- [Aim of the task] When you write out the listing, keep every character and omit the pictures.

- [Provided material]

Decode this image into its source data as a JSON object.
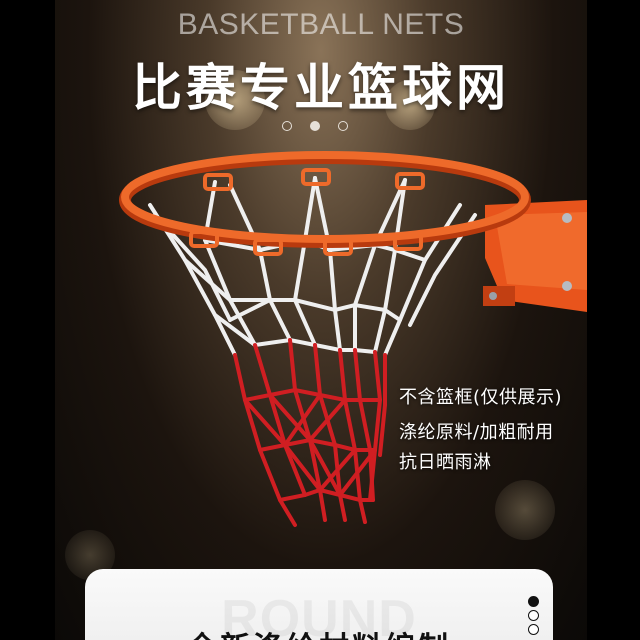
{
  "header": {
    "eyebrow": "BASKETBALL NETS",
    "title": "比赛专业篮球网"
  },
  "carousel": {
    "total": 3,
    "active_index": 1
  },
  "features": [
    "不含篮框(仅供展示)",
    "涤纶原料/加粗耐用",
    "抗日晒雨淋"
  ],
  "bottom_card": {
    "watermark": "ROUND",
    "text": "全新涤纶材料编制"
  },
  "side_pager": {
    "total": 3,
    "active_index": 0
  },
  "colors": {
    "rim": "#e8541c",
    "net_white": "#efefef",
    "net_red": "#d01e22",
    "background": "#1c140e"
  },
  "icons": {
    "carousel_dot": "circle",
    "pager_dot": "circle"
  }
}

- [Reply to the exercise]
Decode this image into its source data as a JSON object.
{
  "header": {
    "eyebrow": "BASKETBALL NETS",
    "title": "比赛专业篮球网"
  },
  "carousel": {
    "total": 3,
    "active_index": 1
  },
  "features": [
    "不含篮框(仅供展示)",
    "涤纶原料/加粗耐用",
    "抗日晒雨淋"
  ],
  "bottom_card": {
    "watermark": "ROUND",
    "text": "全新涤纶材料编制"
  },
  "side_pager": {
    "total": 3,
    "active_index": 0
  },
  "colors": {
    "rim": "#e8541c",
    "net_white": "#efefef",
    "net_red": "#d01e22",
    "background": "#1c140e"
  },
  "icons": {
    "carousel_dot": "circle",
    "pager_dot": "circle"
  }
}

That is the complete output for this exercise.